PROBLEM STATEMENT → Your job is to restate each entry word for word.

MATERIAL FOR THIS TASK →
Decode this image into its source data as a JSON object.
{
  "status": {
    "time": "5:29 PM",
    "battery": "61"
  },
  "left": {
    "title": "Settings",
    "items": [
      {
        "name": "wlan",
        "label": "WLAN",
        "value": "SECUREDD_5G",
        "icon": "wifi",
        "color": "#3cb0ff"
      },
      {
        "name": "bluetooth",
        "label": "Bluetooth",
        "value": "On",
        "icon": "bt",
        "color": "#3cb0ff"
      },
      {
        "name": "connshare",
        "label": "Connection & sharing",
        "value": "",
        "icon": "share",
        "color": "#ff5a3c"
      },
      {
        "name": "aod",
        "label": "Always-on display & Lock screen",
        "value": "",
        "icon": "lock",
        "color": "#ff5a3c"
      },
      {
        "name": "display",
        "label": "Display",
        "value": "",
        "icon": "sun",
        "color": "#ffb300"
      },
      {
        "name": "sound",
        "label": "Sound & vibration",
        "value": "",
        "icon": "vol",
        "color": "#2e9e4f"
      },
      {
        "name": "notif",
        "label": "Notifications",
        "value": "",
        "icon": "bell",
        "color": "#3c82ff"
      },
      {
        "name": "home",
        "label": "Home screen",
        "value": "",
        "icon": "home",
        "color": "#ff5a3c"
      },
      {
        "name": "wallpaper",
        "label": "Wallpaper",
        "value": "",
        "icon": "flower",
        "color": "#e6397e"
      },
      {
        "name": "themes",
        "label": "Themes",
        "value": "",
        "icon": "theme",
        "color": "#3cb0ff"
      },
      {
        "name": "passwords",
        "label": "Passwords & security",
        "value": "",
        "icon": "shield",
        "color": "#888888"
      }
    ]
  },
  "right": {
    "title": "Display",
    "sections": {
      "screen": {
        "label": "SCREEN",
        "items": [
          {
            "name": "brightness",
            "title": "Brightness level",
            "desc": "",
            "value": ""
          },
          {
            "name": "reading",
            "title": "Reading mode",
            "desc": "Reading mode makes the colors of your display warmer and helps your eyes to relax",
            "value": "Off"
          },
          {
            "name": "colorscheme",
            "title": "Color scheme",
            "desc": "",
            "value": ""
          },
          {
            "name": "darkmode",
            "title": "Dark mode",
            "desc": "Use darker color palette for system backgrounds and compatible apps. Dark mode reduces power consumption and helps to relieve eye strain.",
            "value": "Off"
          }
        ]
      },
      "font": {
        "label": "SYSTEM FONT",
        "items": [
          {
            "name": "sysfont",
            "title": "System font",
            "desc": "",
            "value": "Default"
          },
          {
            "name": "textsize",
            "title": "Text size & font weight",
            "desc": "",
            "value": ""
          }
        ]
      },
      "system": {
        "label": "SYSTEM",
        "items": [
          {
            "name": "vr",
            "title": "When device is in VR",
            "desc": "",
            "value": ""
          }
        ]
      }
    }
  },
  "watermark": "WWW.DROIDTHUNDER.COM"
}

ANSWER →
Decode this image into its source data as a JSON object.
{
  "status": {
    "time": "5:29 PM",
    "battery": "61"
  },
  "left": {
    "title": "Settings",
    "items": [
      {
        "name": "wlan",
        "label": "WLAN",
        "value": "SECUREDD_5G",
        "icon": "wifi",
        "color": "#3cb0ff"
      },
      {
        "name": "bluetooth",
        "label": "Bluetooth",
        "value": "On",
        "icon": "bt",
        "color": "#3cb0ff"
      },
      {
        "name": "connshare",
        "label": "Connection & sharing",
        "value": "",
        "icon": "share",
        "color": "#ff5a3c"
      },
      {
        "name": "aod",
        "label": "Always-on display & Lock screen",
        "value": "",
        "icon": "lock",
        "color": "#ff5a3c"
      },
      {
        "name": "display",
        "label": "Display",
        "value": "",
        "icon": "sun",
        "color": "#ffb300"
      },
      {
        "name": "sound",
        "label": "Sound & vibration",
        "value": "",
        "icon": "vol",
        "color": "#2e9e4f"
      },
      {
        "name": "notif",
        "label": "Notifications",
        "value": "",
        "icon": "bell",
        "color": "#3c82ff"
      },
      {
        "name": "home",
        "label": "Home screen",
        "value": "",
        "icon": "home",
        "color": "#ff5a3c"
      },
      {
        "name": "wallpaper",
        "label": "Wallpaper",
        "value": "",
        "icon": "flower",
        "color": "#e6397e"
      },
      {
        "name": "themes",
        "label": "Themes",
        "value": "",
        "icon": "theme",
        "color": "#3cb0ff"
      },
      {
        "name": "passwords",
        "label": "Passwords & security",
        "value": "",
        "icon": "shield",
        "color": "#888888"
      }
    ]
  },
  "right": {
    "title": "Display",
    "sections": {
      "screen": {
        "label": "SCREEN",
        "items": [
          {
            "name": "brightness",
            "title": "Brightness level",
            "desc": "",
            "value": ""
          },
          {
            "name": "reading",
            "title": "Reading mode",
            "desc": "Reading mode makes the colors of your display warmer and helps your eyes to relax",
            "value": "Off"
          },
          {
            "name": "colorscheme",
            "title": "Color scheme",
            "desc": "",
            "value": ""
          },
          {
            "name": "darkmode",
            "title": "Dark mode",
            "desc": "Use darker color palette for system backgrounds and compatible apps. Dark mode reduces power consumption and helps to relieve eye strain.",
            "value": "Off"
          }
        ]
      },
      "font": {
        "label": "SYSTEM FONT",
        "items": [
          {
            "name": "sysfont",
            "title": "System font",
            "desc": "",
            "value": "Default"
          },
          {
            "name": "textsize",
            "title": "Text size & font weight",
            "desc": "",
            "value": ""
          }
        ]
      },
      "system": {
        "label": "SYSTEM",
        "items": [
          {
            "name": "vr",
            "title": "When device is in VR",
            "desc": "",
            "value": ""
          }
        ]
      }
    }
  },
  "watermark": "WWW.DROIDTHUNDER.COM"
}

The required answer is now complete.